*TASK GOAL:* Only lines containing the string "glyph" belong in the answer; find them in the records and copy them.

*SOURCE MATERIAL:*
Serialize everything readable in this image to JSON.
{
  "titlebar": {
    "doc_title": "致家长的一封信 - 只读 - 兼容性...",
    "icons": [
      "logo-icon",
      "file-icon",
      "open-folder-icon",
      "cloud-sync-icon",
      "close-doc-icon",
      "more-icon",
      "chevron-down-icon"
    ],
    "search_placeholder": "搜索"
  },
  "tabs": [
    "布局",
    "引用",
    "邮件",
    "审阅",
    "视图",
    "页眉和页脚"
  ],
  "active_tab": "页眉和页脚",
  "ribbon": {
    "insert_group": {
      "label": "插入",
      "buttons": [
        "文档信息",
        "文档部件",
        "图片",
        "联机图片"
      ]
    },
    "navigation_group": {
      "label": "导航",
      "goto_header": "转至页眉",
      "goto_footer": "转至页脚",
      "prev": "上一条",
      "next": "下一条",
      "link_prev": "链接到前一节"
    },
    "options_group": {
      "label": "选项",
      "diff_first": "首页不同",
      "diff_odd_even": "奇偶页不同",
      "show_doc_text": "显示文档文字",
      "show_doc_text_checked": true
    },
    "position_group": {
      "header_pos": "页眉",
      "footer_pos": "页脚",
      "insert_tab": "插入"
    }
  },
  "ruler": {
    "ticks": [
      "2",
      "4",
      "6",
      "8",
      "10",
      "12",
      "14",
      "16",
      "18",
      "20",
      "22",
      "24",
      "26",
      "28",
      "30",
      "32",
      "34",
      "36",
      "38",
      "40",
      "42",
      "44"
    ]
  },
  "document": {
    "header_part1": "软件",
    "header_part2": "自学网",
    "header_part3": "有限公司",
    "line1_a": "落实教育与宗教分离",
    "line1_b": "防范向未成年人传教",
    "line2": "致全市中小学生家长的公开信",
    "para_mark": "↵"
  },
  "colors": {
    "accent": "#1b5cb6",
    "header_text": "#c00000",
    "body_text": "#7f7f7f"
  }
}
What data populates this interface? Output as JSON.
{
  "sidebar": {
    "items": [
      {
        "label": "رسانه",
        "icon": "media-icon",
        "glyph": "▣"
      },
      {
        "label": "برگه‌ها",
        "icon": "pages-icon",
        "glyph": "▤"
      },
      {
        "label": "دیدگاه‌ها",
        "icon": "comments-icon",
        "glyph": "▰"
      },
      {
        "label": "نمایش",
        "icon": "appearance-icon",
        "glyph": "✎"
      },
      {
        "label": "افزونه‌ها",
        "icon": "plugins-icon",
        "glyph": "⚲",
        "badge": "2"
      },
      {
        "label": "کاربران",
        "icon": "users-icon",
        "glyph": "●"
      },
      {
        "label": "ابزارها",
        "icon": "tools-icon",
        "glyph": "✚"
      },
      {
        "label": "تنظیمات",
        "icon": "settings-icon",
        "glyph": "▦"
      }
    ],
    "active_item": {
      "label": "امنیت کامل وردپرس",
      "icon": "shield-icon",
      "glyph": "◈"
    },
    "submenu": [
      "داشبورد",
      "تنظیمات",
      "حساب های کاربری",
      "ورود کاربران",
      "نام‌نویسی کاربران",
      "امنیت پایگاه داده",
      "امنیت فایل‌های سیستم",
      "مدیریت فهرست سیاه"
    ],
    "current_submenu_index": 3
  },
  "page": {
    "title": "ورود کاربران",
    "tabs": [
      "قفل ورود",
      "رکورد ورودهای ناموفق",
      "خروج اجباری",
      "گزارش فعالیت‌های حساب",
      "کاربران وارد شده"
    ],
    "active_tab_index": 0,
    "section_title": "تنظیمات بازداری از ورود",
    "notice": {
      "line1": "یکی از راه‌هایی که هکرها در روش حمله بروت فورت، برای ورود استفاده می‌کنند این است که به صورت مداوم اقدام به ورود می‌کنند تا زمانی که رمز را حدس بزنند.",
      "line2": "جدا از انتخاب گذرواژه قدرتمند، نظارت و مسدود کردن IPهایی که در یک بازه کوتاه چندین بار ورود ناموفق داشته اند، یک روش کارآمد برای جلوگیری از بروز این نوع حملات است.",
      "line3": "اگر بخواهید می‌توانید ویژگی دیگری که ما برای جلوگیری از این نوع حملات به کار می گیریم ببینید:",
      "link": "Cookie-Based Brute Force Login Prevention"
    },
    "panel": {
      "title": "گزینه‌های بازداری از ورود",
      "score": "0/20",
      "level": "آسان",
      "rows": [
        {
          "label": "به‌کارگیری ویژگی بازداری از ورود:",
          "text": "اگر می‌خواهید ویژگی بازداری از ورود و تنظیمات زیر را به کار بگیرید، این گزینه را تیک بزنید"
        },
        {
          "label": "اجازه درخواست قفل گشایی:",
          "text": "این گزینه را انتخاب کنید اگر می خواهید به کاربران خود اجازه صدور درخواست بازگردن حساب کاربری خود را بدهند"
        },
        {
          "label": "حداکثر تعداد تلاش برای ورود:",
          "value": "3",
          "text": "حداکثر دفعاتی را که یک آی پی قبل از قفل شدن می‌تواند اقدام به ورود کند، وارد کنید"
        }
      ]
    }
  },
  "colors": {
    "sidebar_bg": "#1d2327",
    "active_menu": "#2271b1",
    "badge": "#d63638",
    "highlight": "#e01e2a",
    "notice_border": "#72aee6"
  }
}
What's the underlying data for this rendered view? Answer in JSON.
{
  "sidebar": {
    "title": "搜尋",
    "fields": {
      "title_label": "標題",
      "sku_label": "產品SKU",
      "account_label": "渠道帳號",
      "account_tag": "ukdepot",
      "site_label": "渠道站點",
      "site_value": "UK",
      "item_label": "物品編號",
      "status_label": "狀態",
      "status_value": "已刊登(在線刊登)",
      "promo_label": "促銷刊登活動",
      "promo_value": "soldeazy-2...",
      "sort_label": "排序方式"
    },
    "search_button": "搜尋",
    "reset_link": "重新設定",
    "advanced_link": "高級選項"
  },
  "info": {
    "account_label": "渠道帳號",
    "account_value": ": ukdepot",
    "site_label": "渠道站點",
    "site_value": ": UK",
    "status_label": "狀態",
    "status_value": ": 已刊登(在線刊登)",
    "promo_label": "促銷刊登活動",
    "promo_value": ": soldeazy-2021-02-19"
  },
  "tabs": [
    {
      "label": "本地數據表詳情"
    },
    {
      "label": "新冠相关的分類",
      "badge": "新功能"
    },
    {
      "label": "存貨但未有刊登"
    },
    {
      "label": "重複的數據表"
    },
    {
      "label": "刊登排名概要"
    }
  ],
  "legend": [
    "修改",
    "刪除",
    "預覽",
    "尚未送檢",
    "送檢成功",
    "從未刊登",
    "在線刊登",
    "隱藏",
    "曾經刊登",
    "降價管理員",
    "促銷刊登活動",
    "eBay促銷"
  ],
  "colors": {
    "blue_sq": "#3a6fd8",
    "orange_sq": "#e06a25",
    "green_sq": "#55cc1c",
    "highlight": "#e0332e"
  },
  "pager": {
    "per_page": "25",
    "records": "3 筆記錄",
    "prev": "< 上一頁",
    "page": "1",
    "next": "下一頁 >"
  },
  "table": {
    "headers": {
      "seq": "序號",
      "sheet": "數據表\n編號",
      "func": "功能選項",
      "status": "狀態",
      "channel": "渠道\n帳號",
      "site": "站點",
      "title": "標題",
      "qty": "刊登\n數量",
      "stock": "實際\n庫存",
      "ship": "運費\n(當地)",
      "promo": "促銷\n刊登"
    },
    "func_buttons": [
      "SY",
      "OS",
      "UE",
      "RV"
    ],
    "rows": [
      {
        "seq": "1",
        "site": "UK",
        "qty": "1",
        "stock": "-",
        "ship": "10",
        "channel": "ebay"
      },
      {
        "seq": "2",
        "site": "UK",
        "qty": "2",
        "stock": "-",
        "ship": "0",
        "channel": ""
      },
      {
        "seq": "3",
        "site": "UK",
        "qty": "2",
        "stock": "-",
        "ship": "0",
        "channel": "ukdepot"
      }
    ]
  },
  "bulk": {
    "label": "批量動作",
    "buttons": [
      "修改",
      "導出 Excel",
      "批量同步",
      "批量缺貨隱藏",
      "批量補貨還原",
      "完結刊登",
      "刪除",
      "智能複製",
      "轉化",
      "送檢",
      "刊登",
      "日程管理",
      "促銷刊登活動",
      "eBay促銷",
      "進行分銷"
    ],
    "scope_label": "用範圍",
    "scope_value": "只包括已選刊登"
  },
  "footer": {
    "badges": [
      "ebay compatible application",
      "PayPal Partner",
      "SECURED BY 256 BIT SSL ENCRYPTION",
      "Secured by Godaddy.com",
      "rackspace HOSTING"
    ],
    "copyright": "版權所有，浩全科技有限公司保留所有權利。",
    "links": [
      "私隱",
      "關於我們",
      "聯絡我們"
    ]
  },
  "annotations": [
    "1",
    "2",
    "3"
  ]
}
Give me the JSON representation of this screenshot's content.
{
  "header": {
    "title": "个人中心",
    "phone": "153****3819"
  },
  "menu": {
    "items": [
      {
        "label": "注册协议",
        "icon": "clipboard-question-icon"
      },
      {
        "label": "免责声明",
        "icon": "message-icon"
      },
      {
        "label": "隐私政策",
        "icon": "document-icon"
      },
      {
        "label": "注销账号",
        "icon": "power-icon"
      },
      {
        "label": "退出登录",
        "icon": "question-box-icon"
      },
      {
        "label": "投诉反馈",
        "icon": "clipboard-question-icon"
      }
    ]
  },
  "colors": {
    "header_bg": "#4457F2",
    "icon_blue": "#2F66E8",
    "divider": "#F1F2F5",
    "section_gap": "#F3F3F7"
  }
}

*REPLY:*
        "glyph": "▣"
        "glyph": "▤"
        "glyph": "▰"
        "glyph": "✎"
        "glyph": "⚲",
        "glyph": "●"
        "glyph": "✚"
        "glyph": "▦"
      "glyph": "◈"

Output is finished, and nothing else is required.